Fighting between ethnically Chinese Kokang rebels and the Burmese military spilled over the border into Yunnan on March 8. China Central Television reports a plane from Myanmar’s air force mistakenly dropped bombs on a Chinese village in Gengma County (耿马县), near the prefectural capital of Lincang.

The house of a civilian surnamed Luo was destroyed by one of the bombs, but no casualties or injuries were sustained. Hong Lei, spokesman for the Chinese Foreign Ministry, confirmed the accident during a March 10 press conference, saying, “The Chinese side has expressed grave concerns to the Myanmar side, asking them to get to the bottom of this incident as soon as possible and take effective measures to ensure that such [an] incident will never happen again.”

Indeed, a similar mishap happened two years ago, when three errant mortars fired by Burmese troops exploded in a different Yunnanese village.

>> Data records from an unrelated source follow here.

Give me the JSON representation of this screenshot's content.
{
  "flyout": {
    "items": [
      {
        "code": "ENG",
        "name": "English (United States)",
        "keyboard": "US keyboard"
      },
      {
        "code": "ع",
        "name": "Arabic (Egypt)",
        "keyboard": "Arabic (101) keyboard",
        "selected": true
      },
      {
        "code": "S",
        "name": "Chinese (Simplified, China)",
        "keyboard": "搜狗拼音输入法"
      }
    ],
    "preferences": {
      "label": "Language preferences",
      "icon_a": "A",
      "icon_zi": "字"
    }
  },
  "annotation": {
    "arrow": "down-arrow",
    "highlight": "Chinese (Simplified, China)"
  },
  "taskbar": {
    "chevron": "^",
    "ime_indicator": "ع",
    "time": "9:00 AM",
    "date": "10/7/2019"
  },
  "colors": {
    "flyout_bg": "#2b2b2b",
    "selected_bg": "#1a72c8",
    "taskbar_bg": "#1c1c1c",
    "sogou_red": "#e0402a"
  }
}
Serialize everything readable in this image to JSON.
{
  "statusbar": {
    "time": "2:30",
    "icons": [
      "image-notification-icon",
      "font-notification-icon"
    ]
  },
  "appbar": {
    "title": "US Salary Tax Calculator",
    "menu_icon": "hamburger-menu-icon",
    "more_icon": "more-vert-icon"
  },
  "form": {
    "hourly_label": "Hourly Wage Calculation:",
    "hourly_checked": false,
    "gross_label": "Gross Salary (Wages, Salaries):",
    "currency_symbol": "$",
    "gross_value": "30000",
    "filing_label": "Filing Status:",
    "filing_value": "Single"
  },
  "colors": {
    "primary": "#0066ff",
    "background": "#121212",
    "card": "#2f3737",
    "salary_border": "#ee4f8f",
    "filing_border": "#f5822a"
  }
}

On that occasion, Burmese troops were fighting against the Kachin Independence Army, which is in Myanmar’s Kachin State.

On Sunday, the Burmese military’s intended target was Kokang guerrillas fighting for the Myanmar National Democratic Alliance Army (MNDAA). A slow-burning civil war between the Kokang and Myanmar’s government has been ongoing for decades, and although a ceasefire was agreed to in 1989, hostilities resumed again in 2009.

The most recent flare-up in violence began last year when rebels ambushed and killed seven Burmese soldiers at an outpost along the Chinese border. The conflict has escalated further over the past month, causing at least 10,000 Burmese civilians to flee across the border into Yunnan to escape ongoing airstrikes.

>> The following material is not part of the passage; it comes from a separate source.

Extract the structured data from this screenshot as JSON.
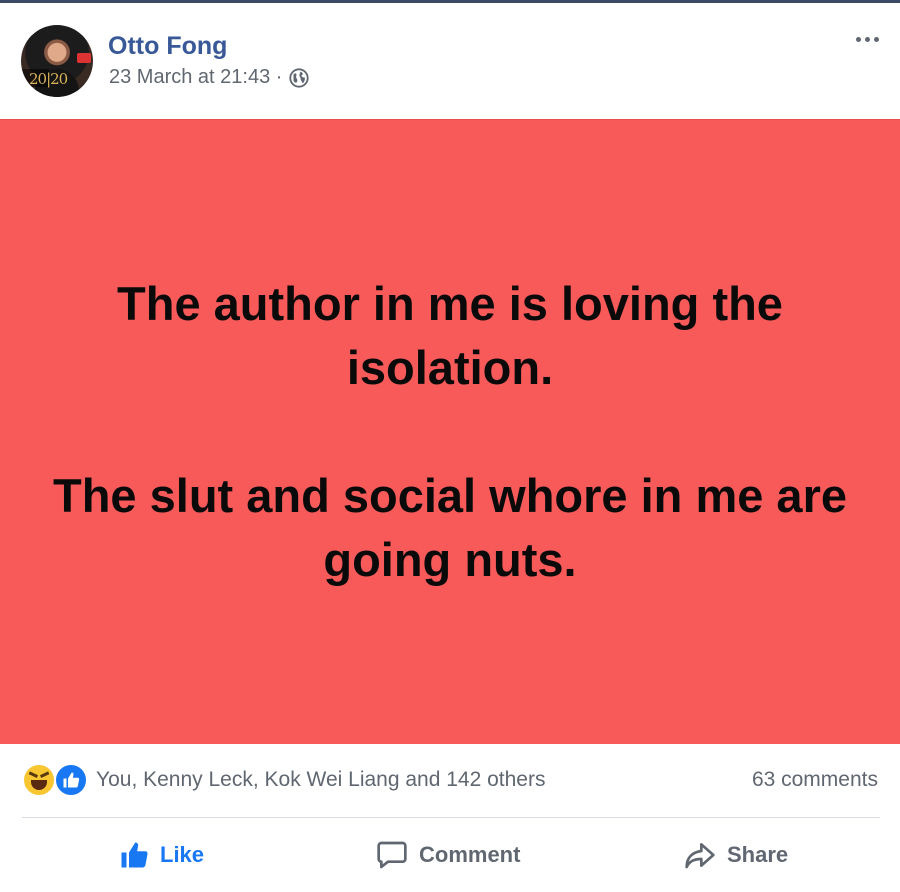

The refugee situation, combined with the accidental bombardment of Chinese territory, has strained already difficult Sino-Burmese relations. Spokesman Hong voiced concern at his press conference, saying:

Conflicts in the Kokang region in northern Myanmar have been raging on for more than a month, disturbing the stability and normal order of China-Myanmar border areas. China once again urges relevant parties to exercise restraint, calm things down on the ground at an early date, and restore peace and stability in northern Myanmar.

Despite Mr Hong’s rather moderate tone, an accident such as this could seriously challenge China’s stance of non-interference — a cornerstone of Beijing’s foreign policy strategy. As journalists writing in The Diplomat recently pointed out, “It may be China’s state policy not to get involved, but that doesn’t mean individual actors from China are following suit”.

Making things more confused, China has been accused by members of the Burmese military of supplying Kokang rebels with weapons and other supplies. The allegations, which were categorically rejected by Beijing, are based in part on historical assumptions. In the past, before the 1989 ceasefire was signed, Chinese officials openly supported the pro-communist MNDAA, who are ethnically Han Chinese and speak Mandarin.

In addition to the official denials emanating from China’s capital, Kokang rebels have also disavowed receiving any military support. Nonetheless, Chinese authorities recently launched an investigation into the actions of Huang Xing, a former senior strategist from the People’s Liberation Army. He stands accused of corruption and leaking state secrets to Burmese rebels as long ago as 2009.

This article was written by Chiara Ferraris and originally published on GoKunming. It is reprinted here, with permission, in its entirety. 

1 Comment

Filed under China, Current Events, Myanmar/Burma, SLIDER, Yunnan Province